Teaching a Small Dog the “Down” Behavior
The three most challenging dog behaviors pet owners struggle to teach their dogs are walking on a loose leash, coming when called and lying down on cue. Let’s discuss simple tips for teaching a small dog to lie down. Teaching a small dog to lie down can be challenging, and it’s much different than teaching a large dog.
First, You’ll Need a Few Things
You’ll need 20 pea-sized pieces of yummy treats, a clicker (or verbal marker, such as “yes”) and your dog. Before a dog training session, chop up treats and place them in a bowl or treat bag next to you.
OK, here’s the hard part: Remain silent when training your small dog to lie down. Don’t say “down,” “lie down,” “platz” or whatever the verbal cue will be—this will happen later. Speaking while teaching a new behavior interrupts the learning process. Can you imagine your French teacher babbling while teaching you specific French words? Talking muddles the water. There are two ways to teach a small dog the “down” behavior: using a food lure and capturing the behavior.
Using a Food Lure
In a low distraction area, such as your living room with the TV turned off and/or children napping, sit on the floor with your treats. If your dog tries to mug you, move the treats away. Now, take a treat in your hand and place the food lure right on the tip of your dog’s nose. Think of a food lure as a magnet stuck to your dog’s nose. As the treat moves, so will your dog’s nose.
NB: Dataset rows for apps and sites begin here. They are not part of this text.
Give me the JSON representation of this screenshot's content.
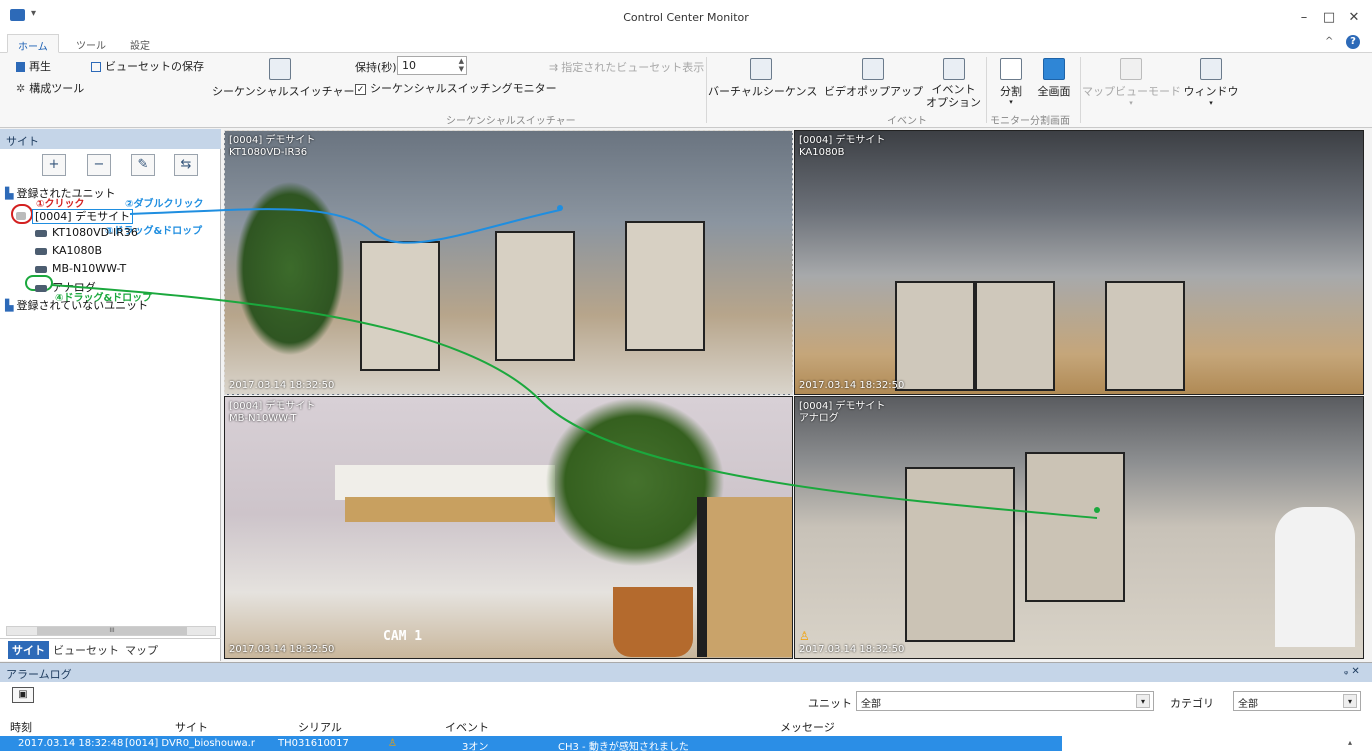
{
  "window": {
    "title": "Control Center Monitor",
    "minimize": "–",
    "maximize": "□",
    "close": "✕",
    "collapse": "^",
    "help": "?"
  },
  "tabs": [
    "ホーム",
    "ツール",
    "設定"
  ],
  "ribbon": {
    "play": "再生",
    "save_viewset": "ビューセットの保存",
    "config_tool": "構成ツール",
    "sequential_switcher": "シーケンシャルスイッチャー",
    "hold_label": "保持(秒)",
    "hold_value": "10",
    "seq_monitor": "シーケンシャルスイッチングモニター",
    "show_viewset": "指定されたビューセット表示",
    "group_seq": "シーケンシャルスイッチャー",
    "virtual_sequence": "バーチャルシーケンス",
    "video_popup": "ビデオポップアップ",
    "event_option_1": "イベント",
    "event_option_2": "オプション",
    "group_event": "イベント",
    "split": "分割",
    "fullscreen": "全画面",
    "group_monitor": "モニター分割画面",
    "map_view": "マップビューモード",
    "window": "ウィンドウ"
  },
  "left": {
    "header": "サイト",
    "tree_root": "登録されたユニット",
    "site_node": "[0004] デモサイト",
    "cameras": [
      "KT1080VD-IR36",
      "KA1080B",
      "MB-N10WW-T",
      "アナログ"
    ],
    "unregistered": "登録されていないユニット",
    "annotations": {
      "click": "①クリック",
      "double_click": "②ダブルクリック",
      "drag_drop_3": "③ドラッグ&ドロップ",
      "drag_drop_4": "④ドラッグ&ドロップ"
    },
    "bottom_tabs": [
      "サイト",
      "ビューセット",
      "マップ"
    ],
    "scroll_marker": "III"
  },
  "videos": [
    {
      "site": "[0004] デモサイト",
      "cam": "KT1080VD-IR36",
      "time": "2017.03.14 18:32:50"
    },
    {
      "site": "[0004] デモサイト",
      "cam": "KA1080B",
      "time": "2017.03.14 18:32:50"
    },
    {
      "site": "[0004] デモサイト",
      "cam": "MB-N10WW-T",
      "time": "2017.03.14 18:32:50",
      "overlay": "CAM 1"
    },
    {
      "site": "[0004] デモサイト",
      "cam": "アナログ",
      "time": "2017.03.14 18:32:50"
    }
  ],
  "alarm": {
    "header": "アラームログ",
    "pin": "ᵩ ✕",
    "unit_label": "ユニット",
    "unit_value": "全部",
    "category_label": "カテゴリ",
    "category_value": "全部",
    "columns": [
      "時刻",
      "サイト",
      "シリアル",
      "イベント",
      "メッセージ"
    ],
    "rows": [
      {
        "time": "2017.03.14 18:32:48",
        "site": "[0014] DVR0_bioshouwa.r",
        "serial": "TH031610017",
        "event": "3オン",
        "message": "CH3 - 動きが感知されました"
      }
    ]
  },
  "colors": {
    "accent": "#1a5fb4",
    "selection": "#2b8ee6",
    "panel_header": "#c5d5e8",
    "annotation_blue": "#1f8ee0",
    "annotation_green": "#1ba83d",
    "annotation_red": "#d32020"
  }
}
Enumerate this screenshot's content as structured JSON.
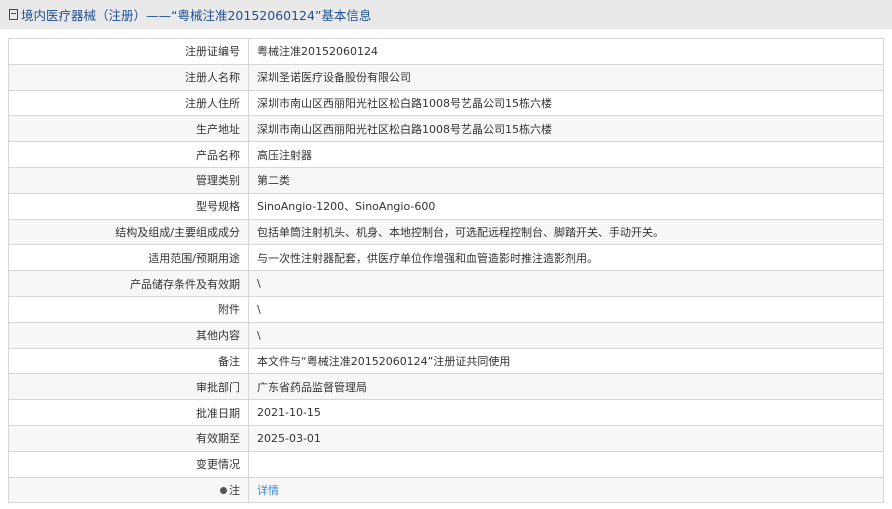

Front Half Down
With your dog sitting or standing, place the food lure on the tip of your dog’s nose and slowly lower the treat straight down to the floor. A dog will follow the lure, but sometimes “fall off,” so move the lure slowly. (Of course, it’s totally acceptable for your dog to nibble on the food lure as you lower it.)
The moment your dog follows the food lure and the front half of his body is almost on the ground, click and give your dog the treat. Practice this 4-5 times, and end the session for 5 minutes or so.
RELATED: Can a Dog Be Too Food Motivated?
Back End Goes Down
It’s time to teach your dog to lower his entire body to the ground. Place the food lure on your dog’s nose, and lower it to the ground. Once he lowers his head, wait a few seconds for him to lower his rear end too and place his elbows on the ground.
If your dog pops back up into a stand, lure him down again and wait a few seconds. Usually, a dog will lower his rear end into a crouch, so click and reward this behavior. Continue practicing until his elbows touch the ground.
Capturing the Behavior
Many pet owners swear their small dogs just won’t lie down. Hmm, dogs have to sleep, right? Dogs lie around the house right? Capturing your dog lying down is a great way to teach your dog the “down” behavior.
Grab your dog training treats and bring your dog inside the bathroom. You may need to toss a few treats inside the bathroom to reassure your dog it’s not bath time. Now, close the door and have a seat on the toilet (yes, you can multi-task during this training session 🙂 ).
Watch your dog from the corner of your eye. The moment he lies down, click and toss a treat across the bathroom. Say nothing and wait for him to lie down again, then click and treat the moment he does. Practice a couple of times, and soon your small dog will lie down and look right at you. Reward it! 🙂
Sit on the ground with both legs straight out in front of you. Bend your left leg upward to form a triangle. Using your right hand, lure your dog under your bent left leg. As he crawls under your leg, he’s forced in a “down” position, so click and treat the moment this happens. Practice a few more times, then end the training session.
Next, Add a Cue
Practice teaching your small dog to lie down several times a day for 1-2 minutes. End the session by placing unused treats in the refrigerator for your next dog training session and putting your clicker in a drawer. Soon, your dog will offer a “down” behavior with neither food lures nor bent knees. When this happens, it’s time to add a verbal or visual cue.